called for equal representation in
the United Nations organization
reflecting what he said was the
division of power in 'the world
today-communist, capitalist and
"This would mean all states
would have an equal opportunity-
in the solution of questions," he
said, "and they would be resolved
in a way not to harm the interests
of any one group of states."
He added: "We ask our share of
what we have a right to have...
this means we will uphold our
interests outside the United Na-
tions by use of force and this can
lead only to new exacerbations of
"If a summit conference is held
after the elections in the United
States, we will keep our word"
he added, indicating he would not
upset Berlin's status in advance of
a top-level meeting.
But if there is no summit meet-
ing, said Khrushchev, the coun-
tries which fought against Hitler

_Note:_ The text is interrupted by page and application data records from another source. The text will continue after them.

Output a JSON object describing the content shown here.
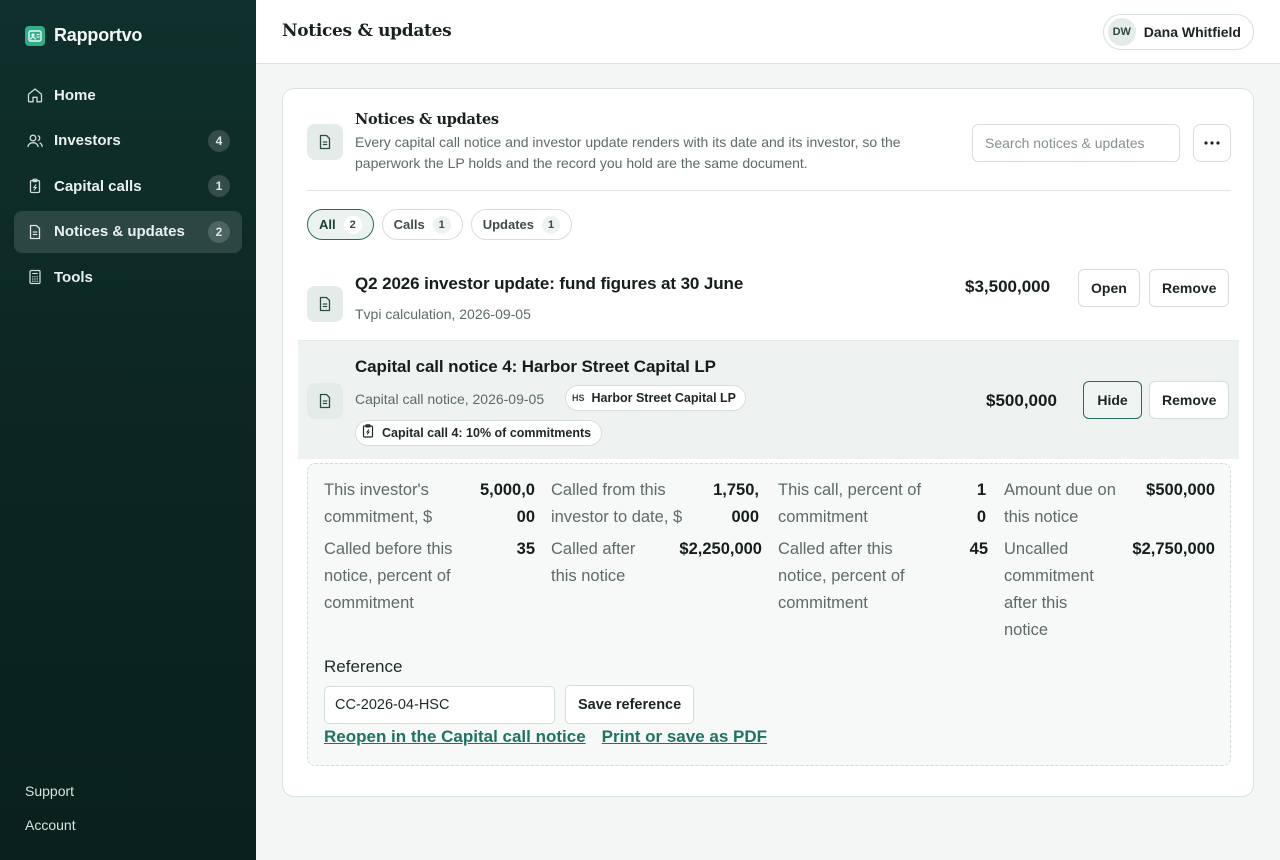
{
  "app": {
    "name": "Rapportvo"
  },
  "sidebar": {
    "items": [
      {
        "label": "Home",
        "icon": "home-icon"
      },
      {
        "label": "Investors",
        "count": "4",
        "icon": "users-icon"
      },
      {
        "label": "Capital calls",
        "count": "1",
        "icon": "clipboard-icon"
      },
      {
        "label": "Notices & updates",
        "count": "2",
        "icon": "document-icon",
        "active": true
      },
      {
        "label": "Tools",
        "icon": "calculator-icon"
      }
    ],
    "support": "Support",
    "account": "Account"
  },
  "header": {
    "title": "Notices & updates",
    "user": {
      "initials": "DW",
      "name": "Dana Whitfield"
    }
  },
  "panel": {
    "title": "Notices & updates",
    "description": "Every capital call notice and investor update renders with its date and its investor, so the paperwork the LP holds and the record you hold are the same document.",
    "search_placeholder": "Search notices & updates"
  },
  "tabs": [
    {
      "label": "All",
      "count": "2",
      "active": true
    },
    {
      "label": "Calls",
      "count": "1"
    },
    {
      "label": "Updates",
      "count": "1"
    }
  ],
  "notices": [
    {
      "title": "Q2 2026 investor update: fund figures at 30 June",
      "subtitle": "Tvpi calculation, 2026-09-05",
      "amount": "$3,500,000",
      "open_label": "Open",
      "remove_label": "Remove"
    },
    {
      "title": "Capital call notice 4: Harbor Street Capital LP",
      "subtitle": "Capital call notice, 2026-09-05",
      "investor_initials": "HS",
      "investor_name": "Harbor Street Capital LP",
      "call_chip": "Capital call 4: 10% of commitments",
      "amount": "$500,000",
      "hide_label": "Hide",
      "remove_label": "Remove"
    }
  ],
  "detail": {
    "facts": [
      {
        "label": "This investor's commitment, $",
        "value": "5,000,000"
      },
      {
        "label": "Called from this investor to date, $",
        "value": "1,750,000"
      },
      {
        "label": "This call, percent of commitment",
        "value": "10"
      },
      {
        "label": "Amount due on this notice",
        "value": "$500,000"
      },
      {
        "label": "Called before this notice, percent of commitment",
        "value": "35"
      },
      {
        "label": "Called after this notice",
        "value": "$2,250,000"
      },
      {
        "label": "Called after this notice, percent of commitment",
        "value": "45"
      },
      {
        "label": "Uncalled commitment after this notice",
        "value": "$2,750,000"
      }
    ],
    "reference_label": "Reference",
    "reference_value": "CC-2026-04-HSC",
    "save_reference": "Save reference",
    "reopen_link": "Reopen in the Capital call notice",
    "print_link": "Print or save as PDF"
  },
  "colors": {
    "sidebar_bg": "#0b2521",
    "accent": "#1f7363",
    "brand": "#2fae8a"
  }
}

will be asked to attend a confer-
ence on peace treaties with both
East and West Germany "and that
will mean the end of the occupa

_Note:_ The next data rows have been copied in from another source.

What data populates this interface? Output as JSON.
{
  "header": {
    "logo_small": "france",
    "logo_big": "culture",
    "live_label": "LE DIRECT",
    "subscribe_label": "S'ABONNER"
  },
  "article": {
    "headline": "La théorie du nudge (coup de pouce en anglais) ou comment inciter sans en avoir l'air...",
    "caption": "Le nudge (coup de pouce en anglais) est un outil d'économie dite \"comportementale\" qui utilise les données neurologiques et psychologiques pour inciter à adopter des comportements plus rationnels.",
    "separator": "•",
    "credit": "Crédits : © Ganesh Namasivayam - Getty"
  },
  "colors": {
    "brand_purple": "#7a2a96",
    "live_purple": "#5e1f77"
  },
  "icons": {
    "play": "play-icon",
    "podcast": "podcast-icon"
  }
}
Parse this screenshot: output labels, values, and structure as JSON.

tion regime" in Germany.
Khrushchev's demand for equal
representation of blocks in effect
was another attack on United Na-

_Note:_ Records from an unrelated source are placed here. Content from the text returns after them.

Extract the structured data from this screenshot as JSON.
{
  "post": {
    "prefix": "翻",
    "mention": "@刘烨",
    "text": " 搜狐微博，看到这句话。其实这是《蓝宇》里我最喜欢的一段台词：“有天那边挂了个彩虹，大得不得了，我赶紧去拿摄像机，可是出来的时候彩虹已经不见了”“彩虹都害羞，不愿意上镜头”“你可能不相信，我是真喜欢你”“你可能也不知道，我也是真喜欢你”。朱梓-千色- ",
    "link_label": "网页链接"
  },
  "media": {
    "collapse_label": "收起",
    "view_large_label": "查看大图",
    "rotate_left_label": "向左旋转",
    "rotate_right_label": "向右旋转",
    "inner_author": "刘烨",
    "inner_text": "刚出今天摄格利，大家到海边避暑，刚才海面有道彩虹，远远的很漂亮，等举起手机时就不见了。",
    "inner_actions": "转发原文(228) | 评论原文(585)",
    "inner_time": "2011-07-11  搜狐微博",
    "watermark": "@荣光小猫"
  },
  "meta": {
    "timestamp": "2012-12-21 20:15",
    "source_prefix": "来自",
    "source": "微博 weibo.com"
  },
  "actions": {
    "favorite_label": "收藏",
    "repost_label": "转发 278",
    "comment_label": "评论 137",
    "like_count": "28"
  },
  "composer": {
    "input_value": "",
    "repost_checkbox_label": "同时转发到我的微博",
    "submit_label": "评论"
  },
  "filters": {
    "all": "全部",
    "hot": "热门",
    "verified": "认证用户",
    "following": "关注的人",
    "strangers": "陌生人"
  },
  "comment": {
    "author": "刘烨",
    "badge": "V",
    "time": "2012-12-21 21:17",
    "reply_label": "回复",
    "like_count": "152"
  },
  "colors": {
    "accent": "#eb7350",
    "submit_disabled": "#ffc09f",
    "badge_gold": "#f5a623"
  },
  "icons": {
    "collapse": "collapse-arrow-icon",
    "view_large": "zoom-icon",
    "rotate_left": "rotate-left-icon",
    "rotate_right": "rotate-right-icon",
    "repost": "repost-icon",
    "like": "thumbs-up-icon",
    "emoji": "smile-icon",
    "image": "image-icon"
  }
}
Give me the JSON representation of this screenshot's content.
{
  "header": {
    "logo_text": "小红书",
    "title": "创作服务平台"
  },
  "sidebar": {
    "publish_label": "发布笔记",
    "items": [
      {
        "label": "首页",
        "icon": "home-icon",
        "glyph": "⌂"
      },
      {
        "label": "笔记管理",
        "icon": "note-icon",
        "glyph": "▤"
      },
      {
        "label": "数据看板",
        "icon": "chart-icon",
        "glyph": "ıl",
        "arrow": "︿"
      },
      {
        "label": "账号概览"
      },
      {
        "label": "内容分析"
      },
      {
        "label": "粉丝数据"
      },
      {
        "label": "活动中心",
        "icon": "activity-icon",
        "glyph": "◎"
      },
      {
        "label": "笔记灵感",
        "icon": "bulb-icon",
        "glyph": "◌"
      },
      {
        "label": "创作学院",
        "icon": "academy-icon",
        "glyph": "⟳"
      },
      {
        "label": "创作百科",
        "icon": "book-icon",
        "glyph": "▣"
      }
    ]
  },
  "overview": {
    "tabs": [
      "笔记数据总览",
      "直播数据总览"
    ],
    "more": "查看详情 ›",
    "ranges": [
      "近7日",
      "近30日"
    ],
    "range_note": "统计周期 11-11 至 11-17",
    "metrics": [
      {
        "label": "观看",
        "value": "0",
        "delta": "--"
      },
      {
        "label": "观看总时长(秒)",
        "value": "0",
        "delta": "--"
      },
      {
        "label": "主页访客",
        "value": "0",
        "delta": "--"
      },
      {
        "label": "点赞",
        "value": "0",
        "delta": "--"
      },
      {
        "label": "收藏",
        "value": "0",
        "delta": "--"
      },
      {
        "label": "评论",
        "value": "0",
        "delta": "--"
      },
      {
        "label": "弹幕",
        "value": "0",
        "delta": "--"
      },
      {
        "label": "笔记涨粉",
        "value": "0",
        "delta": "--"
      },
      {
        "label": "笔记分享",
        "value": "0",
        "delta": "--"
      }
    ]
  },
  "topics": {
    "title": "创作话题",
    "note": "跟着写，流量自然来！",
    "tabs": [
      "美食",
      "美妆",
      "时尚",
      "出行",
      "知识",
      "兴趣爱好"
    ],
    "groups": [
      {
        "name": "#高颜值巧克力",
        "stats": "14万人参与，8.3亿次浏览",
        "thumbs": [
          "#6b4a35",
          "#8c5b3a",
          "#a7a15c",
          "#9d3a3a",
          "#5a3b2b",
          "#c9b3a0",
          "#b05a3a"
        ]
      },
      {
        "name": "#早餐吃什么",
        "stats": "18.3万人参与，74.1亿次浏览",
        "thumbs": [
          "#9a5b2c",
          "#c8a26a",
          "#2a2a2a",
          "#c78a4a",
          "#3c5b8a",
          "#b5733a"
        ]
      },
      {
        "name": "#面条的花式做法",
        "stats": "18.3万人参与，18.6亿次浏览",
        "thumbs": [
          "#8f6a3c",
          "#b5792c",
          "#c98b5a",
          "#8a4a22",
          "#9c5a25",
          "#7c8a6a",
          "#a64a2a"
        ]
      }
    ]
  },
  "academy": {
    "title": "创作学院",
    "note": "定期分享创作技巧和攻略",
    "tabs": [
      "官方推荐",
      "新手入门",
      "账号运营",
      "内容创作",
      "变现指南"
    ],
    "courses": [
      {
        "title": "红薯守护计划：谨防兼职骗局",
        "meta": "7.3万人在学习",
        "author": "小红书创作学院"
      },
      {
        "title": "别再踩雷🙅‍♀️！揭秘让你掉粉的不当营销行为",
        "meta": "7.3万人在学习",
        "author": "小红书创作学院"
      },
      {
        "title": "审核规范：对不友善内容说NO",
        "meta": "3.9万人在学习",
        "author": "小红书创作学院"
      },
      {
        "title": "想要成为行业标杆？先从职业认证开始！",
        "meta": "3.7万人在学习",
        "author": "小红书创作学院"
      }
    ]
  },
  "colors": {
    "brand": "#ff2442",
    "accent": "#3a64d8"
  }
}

tions Secretary General Dag Ham-
marskjold's office, which he wants
split up in that way, with veto
powers for all.
Asked if he would accept a two-
thirds majority vote of the As-
sembly backing Hammarskjold,
"Even if there was a 99 per ent
majority we would not accept it."
He accused Britain's Prime Min-
ister Harold Macmillan of at-
tempting to delay disarmament
agreement five, or as much as 10
years. But he said Macmillan as-
sured him there would be a sum-
SEATTLE (P) - Henry Cabot
suggested last night that Ralph
Bunche, Negro leader in the Unit-
Nations, would make a good Unit-
ed States ambassador to the So-
Lodge, Republican candidate
for vice-president, said he had not
discussed the matter with Vice
President Richard Nixon,
DEBATE LOWERS ATTENDANCE:
Music, Wailing Sirens Enliven P4
Can Make Major Advance
By MICHAEL BURNS
"I am not of the opinion that you can talk yourselves into a
depression," the chairman of the President's council of Economic
Advisers said yesterday.
"We have a very strong and vigorous economy," Raymond J.
Saulnier told the 43rd annual meeting of the University Press Club
"On the basis of evidence as 'I read it, our economy is in good
position to make a major advance," he said. "It is my judgment that
the next decisive movement will be an advance. This is not merely
a hope, but an expectation."
Saulnier paid that reports of an imminent depression in the
United States were without basis and that economic facts show the
"contrary. The economist first cit-
ed the gross national product of
$505 billion for the second quar-
ter of 1960 as the highest level
ever, and said "indications are
that final purchases are higher
for the third quarter than for
Competition from the televised The industrial production in-
Nixon-Kennedy debate lowered dex for August shows the counp-
the rating of the pep rally last try one per. cent lower than at
night as a loyal but meager group the same time last year, but Saul-
of 500 students marched to Ferry nier attributed this to the strikes
Field to cheer for a victory in in the iron and steel industries.
today's football game against Omitting these industries, the in-
Duke dex would have shown a rise of
The crowd advanced toward the one per cent, he explained.
field in time to the music of the Employment Higher
bands of Gomberg House, Ander- Employment levels have also in-
son House and Acacia to attend creased by one million workers
the program sponsored by the above last year's figure.
Student Government Council bWol- Income payments have never
verine Club. been exceeded in value by pre-
Prof. Robert McCleary of the vious totals and the prospects in-
psychology department acted as dicate continued ,growth in this
master of ceremonies for the rally area which reflects "a high level
which was interspersed with of employment and more or less
cheers by the cheerleaders, steady increase in rates of pay."
The program began with a Weekly figures show that re-
short speech by Bump Elliott, head tail sales in the last two weeks
football coach, who praised the have been two to four per cent
team as a "band of fighters." above last year, Saulnier noted.
In Ann Arbor
Sen. John F. Kennedy will be-
gin a 10-stop Michigan campaign
tour Thursday in Ann Arbor, Paul